Read: Chapter 1, verses 
16-27. Think: How can the advice given in verse 19, 
"Be swift to hear, slow to speak, [and] slow to wrath," 
be applied to your conduct at school? List several 
ways. Pray: For your unsaved classmates and teachers. 
Ask for direction to organize your school life in such 
a way that you may be both an effective student and 
an effective witness. 

THURSDAY, October 3 fj. Read: Chapter 2, verses 1- 
13. Think: In the royal law, "Thou shalt love thy 
neighbour as thyself" (v. 8), and the Golden Rule, 
"As ye would that men should do to you, do ye also 
to them likewise" (Luke 6:31), the solution is found 
to the problems of hatred and conflict that exist 
among nations and races. Pray: For the Executive 
Council of the Church of God (elected biennially at 
the General Assembly), which is composed of the 
General Overseer, three Assistant General Overseers, 
the General Secretary-Treasurer, and twelve Counse- 
lors: "Their duty shall be to counsel with the General 
Overseer in all matters pertaining to the general in- 
terest of the Church." 

Read: Chapter 2, verses 14-26. 
Think: What personal qualities or actions, other than 
faith and works, are required before a teen-ager can 
be called a "friend of God" (v.23)? List two. Pray: 
For a spirit of unity and consideration to exist 
among young people as they participate in the pro- 
grams of the local church. 

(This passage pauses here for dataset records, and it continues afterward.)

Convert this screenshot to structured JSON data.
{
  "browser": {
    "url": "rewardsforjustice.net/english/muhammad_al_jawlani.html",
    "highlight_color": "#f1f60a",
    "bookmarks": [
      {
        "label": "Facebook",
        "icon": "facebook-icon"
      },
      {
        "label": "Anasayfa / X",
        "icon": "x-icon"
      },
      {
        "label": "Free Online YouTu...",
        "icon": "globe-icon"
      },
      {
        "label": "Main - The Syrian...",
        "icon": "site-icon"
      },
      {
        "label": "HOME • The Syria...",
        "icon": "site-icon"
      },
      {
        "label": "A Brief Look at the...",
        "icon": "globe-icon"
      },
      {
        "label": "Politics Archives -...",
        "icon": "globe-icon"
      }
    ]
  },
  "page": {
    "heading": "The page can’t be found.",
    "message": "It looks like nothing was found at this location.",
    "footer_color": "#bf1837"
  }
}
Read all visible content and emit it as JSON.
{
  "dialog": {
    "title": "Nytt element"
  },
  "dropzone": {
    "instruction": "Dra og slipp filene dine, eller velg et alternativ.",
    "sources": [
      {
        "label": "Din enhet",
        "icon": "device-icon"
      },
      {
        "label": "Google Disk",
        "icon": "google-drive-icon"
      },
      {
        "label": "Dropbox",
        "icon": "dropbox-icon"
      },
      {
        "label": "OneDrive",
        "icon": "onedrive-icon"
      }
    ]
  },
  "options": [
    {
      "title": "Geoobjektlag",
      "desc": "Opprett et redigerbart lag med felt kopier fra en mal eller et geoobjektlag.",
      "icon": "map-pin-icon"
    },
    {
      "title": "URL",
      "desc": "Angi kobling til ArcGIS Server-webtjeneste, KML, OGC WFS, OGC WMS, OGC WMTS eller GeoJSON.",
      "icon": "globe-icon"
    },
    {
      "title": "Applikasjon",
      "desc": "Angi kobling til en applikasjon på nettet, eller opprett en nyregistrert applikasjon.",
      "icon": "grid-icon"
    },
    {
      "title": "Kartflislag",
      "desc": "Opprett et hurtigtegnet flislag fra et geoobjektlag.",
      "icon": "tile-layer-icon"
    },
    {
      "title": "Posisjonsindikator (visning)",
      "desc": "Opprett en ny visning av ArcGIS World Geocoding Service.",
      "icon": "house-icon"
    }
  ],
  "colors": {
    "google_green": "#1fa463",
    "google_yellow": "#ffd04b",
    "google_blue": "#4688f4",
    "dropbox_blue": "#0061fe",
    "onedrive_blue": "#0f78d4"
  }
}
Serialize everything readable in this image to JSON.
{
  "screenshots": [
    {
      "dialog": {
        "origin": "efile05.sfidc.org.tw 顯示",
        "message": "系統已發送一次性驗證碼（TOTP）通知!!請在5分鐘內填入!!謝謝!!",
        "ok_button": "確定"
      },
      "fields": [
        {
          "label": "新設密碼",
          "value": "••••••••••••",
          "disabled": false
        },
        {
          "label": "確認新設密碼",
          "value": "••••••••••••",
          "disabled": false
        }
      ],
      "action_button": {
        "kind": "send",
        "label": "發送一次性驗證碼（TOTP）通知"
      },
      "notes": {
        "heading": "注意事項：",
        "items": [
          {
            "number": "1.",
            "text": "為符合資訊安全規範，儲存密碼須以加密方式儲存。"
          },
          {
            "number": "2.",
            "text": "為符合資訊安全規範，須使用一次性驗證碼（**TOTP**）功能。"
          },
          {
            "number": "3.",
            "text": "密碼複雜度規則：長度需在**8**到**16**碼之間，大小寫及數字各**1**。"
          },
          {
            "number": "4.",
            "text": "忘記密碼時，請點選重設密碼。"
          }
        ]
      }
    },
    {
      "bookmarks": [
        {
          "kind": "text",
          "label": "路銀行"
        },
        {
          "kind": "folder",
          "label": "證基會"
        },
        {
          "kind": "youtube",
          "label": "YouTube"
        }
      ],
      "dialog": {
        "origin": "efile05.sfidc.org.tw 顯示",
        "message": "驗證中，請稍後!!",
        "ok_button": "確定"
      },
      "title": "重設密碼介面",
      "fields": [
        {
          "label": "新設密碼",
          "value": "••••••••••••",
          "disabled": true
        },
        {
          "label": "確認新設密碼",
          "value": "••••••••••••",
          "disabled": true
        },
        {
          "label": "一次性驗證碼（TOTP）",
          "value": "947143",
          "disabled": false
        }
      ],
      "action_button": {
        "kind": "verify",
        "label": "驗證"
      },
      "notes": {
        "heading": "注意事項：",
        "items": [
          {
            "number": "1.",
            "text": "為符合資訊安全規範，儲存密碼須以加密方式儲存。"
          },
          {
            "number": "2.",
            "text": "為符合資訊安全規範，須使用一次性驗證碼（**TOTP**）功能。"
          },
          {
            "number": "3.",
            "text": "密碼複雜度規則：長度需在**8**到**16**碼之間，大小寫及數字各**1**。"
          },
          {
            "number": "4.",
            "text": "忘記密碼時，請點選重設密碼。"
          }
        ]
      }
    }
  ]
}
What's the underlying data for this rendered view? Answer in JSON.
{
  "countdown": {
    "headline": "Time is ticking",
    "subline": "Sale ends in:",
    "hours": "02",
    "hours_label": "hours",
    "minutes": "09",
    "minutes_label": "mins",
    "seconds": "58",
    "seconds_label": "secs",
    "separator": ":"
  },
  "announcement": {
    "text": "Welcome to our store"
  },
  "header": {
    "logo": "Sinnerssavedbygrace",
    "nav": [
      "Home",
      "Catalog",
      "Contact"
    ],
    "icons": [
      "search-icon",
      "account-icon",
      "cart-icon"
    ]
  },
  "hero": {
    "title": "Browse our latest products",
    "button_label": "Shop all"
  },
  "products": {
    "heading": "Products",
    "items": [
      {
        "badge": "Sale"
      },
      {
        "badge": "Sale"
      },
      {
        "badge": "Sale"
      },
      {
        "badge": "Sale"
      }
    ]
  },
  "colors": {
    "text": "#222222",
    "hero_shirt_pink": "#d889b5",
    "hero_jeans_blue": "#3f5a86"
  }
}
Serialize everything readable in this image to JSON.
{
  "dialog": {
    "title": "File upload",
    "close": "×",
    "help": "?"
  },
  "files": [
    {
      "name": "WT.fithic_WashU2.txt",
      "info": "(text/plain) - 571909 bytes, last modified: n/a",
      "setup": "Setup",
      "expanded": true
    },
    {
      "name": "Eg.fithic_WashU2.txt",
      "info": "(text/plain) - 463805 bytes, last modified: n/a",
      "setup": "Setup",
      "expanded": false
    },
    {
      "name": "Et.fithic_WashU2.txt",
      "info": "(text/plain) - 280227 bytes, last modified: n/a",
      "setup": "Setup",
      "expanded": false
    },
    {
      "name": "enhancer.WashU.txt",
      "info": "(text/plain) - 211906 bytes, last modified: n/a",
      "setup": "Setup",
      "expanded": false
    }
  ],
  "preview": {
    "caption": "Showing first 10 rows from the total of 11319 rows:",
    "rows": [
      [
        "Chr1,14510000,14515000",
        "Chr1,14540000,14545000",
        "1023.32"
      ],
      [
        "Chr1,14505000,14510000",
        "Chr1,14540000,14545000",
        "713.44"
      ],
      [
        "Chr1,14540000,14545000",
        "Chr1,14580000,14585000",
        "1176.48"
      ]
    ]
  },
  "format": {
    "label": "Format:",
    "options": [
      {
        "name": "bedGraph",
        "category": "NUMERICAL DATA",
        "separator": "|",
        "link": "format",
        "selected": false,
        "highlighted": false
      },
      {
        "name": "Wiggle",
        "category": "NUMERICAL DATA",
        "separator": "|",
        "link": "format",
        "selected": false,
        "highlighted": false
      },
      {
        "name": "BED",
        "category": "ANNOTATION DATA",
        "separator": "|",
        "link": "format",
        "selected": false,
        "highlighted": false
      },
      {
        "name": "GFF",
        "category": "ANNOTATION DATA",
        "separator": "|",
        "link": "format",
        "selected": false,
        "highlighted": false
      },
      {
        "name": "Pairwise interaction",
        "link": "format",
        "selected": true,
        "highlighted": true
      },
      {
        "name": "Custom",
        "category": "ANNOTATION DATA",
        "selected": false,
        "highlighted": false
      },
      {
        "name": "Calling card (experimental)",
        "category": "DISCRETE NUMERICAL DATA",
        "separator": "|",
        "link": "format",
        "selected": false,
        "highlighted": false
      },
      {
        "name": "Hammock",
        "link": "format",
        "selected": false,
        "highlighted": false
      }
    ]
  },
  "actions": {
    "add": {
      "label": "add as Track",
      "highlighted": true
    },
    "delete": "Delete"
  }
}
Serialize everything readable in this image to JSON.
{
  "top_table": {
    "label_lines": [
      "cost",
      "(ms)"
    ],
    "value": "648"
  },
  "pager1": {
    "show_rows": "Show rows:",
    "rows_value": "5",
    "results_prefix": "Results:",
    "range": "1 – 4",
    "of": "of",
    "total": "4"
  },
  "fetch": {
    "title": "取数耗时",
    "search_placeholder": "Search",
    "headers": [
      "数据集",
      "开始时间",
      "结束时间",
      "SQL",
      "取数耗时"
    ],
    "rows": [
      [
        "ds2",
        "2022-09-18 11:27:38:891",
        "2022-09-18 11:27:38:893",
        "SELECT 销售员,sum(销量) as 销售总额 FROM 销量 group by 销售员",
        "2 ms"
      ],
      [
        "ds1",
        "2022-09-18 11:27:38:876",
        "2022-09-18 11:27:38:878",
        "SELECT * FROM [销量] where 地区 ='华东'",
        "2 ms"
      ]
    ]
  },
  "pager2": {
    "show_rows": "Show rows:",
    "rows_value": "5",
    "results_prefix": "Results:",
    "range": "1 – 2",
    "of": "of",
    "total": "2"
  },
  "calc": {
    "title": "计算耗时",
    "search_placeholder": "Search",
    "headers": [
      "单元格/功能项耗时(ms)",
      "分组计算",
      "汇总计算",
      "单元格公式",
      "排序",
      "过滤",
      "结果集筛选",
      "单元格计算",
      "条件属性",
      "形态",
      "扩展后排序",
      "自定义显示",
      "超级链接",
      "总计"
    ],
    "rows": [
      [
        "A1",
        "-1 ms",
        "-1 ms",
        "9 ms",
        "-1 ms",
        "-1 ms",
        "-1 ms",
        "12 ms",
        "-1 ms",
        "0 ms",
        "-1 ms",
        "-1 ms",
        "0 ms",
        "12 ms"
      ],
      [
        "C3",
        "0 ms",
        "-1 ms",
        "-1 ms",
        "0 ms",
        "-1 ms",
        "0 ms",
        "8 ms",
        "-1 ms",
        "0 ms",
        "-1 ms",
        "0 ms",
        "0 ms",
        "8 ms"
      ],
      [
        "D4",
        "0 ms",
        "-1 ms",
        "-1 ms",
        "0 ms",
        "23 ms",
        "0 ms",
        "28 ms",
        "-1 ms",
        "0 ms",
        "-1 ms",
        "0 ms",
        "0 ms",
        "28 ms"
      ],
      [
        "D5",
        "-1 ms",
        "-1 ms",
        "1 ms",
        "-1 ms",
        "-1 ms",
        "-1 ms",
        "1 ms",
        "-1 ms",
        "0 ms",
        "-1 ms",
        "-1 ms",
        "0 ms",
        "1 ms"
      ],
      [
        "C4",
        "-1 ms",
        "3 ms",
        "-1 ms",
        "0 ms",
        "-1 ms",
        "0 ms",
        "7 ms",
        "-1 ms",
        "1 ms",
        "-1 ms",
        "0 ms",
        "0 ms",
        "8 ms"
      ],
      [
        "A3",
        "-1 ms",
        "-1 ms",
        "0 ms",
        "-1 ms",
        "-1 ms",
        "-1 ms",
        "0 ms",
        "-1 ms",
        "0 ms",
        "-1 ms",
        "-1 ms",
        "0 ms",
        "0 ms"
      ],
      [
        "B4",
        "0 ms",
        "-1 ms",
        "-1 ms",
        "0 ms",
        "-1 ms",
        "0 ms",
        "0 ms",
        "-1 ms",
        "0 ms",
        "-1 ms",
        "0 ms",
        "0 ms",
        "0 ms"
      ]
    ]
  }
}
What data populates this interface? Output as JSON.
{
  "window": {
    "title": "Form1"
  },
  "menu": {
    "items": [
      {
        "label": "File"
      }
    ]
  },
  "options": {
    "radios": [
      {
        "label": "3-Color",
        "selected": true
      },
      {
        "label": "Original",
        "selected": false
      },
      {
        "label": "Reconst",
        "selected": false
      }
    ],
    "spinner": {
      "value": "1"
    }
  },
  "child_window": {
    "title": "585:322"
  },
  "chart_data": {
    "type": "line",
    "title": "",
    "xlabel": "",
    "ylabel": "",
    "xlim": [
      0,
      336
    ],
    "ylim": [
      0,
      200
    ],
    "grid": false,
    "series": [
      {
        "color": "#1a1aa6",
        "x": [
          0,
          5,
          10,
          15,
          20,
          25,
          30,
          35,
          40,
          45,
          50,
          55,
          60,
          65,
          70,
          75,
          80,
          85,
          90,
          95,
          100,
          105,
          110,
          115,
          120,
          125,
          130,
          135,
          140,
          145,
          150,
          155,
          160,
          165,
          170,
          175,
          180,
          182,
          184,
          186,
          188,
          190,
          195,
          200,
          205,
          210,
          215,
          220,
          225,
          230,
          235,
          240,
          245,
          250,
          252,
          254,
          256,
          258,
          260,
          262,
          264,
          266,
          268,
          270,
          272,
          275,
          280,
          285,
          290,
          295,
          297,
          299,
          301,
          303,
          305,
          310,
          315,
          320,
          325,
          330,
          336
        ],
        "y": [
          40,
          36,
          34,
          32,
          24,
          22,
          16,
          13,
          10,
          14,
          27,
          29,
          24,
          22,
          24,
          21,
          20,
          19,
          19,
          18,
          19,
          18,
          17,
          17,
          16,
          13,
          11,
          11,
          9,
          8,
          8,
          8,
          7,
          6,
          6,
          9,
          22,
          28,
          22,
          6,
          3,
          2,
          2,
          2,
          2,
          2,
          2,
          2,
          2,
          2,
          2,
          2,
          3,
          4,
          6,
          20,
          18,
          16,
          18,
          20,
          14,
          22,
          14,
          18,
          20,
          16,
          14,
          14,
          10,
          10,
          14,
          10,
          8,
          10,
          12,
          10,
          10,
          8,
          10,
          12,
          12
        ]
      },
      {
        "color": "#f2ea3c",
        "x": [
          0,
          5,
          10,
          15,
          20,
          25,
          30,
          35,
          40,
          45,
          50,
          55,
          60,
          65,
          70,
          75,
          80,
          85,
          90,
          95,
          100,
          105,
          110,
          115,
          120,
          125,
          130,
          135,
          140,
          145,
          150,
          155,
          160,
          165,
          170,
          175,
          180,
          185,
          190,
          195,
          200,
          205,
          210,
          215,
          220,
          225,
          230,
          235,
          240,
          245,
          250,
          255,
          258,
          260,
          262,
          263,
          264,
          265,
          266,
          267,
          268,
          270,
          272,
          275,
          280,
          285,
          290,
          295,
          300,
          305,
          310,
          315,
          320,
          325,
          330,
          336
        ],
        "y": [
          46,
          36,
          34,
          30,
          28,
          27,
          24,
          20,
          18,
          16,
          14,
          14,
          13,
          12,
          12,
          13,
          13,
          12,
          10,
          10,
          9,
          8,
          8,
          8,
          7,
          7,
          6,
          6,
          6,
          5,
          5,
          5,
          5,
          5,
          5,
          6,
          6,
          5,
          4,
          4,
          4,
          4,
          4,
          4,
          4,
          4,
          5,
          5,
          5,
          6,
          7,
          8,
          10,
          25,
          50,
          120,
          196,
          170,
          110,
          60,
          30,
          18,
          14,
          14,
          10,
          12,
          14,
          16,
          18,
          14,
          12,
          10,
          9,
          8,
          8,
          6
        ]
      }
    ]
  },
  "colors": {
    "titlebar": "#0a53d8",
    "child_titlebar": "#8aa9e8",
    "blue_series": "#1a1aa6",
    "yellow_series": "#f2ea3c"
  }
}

SATURDAY, October 5 [ Read: Chapter 3. Think: 
Can a teen-ager tame his tongue (v.8)? What plan 
can a teen employ to guide him in guarding his 
words so that they will honor God. Pray: Pledge to 
assist in the workload of the local church so that 
your pastor will be able to give himself to prayer 
and study and spiritual leadership. 
SUNDAY. October 6 □■ Read: Reread Chapter 3. 
Think: "The fruit of righteousness [the promises and 
the provisions of God's Word] is sown in peace" (v. 18). 
How is this passage related to the outreach program 
methods of the local church? Pray: For the outreach 
of "Forward in Faith," the national radio program of 
the Church of God; for Floyd Timmerman, radio 
minister; and for Max Morris, program director. 
MONDAY, October 7 □. Read: Chapter 4, verses 1-10. 
Think: A teen-ager can confront or oppose the devil 
in the name of Christ and He will flee from him 
(v. 7). Why is this true? Pray: That you will be able 
to resist the devil and to live a rewarding life. Confess 
to Christ your need of His daily companionship and 
counsel. 

Read: Chapter 4, verses 11-17. 
Think: What is your explanation of James' statement, 
"Therefore to him that knoweth to do good, and doeth 
it not, to him it is sin" (v. 27)? Pray: For the seven 
members of the World Missions Board who are ap- 
pointed by the Executive Committee to help guide 
the global outreach endeavors of the Church of God. 
Read: Chapter 5, verses 
1-9. Think: Here comes the Judge! "Grudge not one 
against another, brethren, lest ye be condemned: be- 
hold the judge standeth before the door" (v. 9). Pray: 
Cherish and cultivate the friendship of other Chris- 
tians, and ask for wisdom and understanding that you 
might know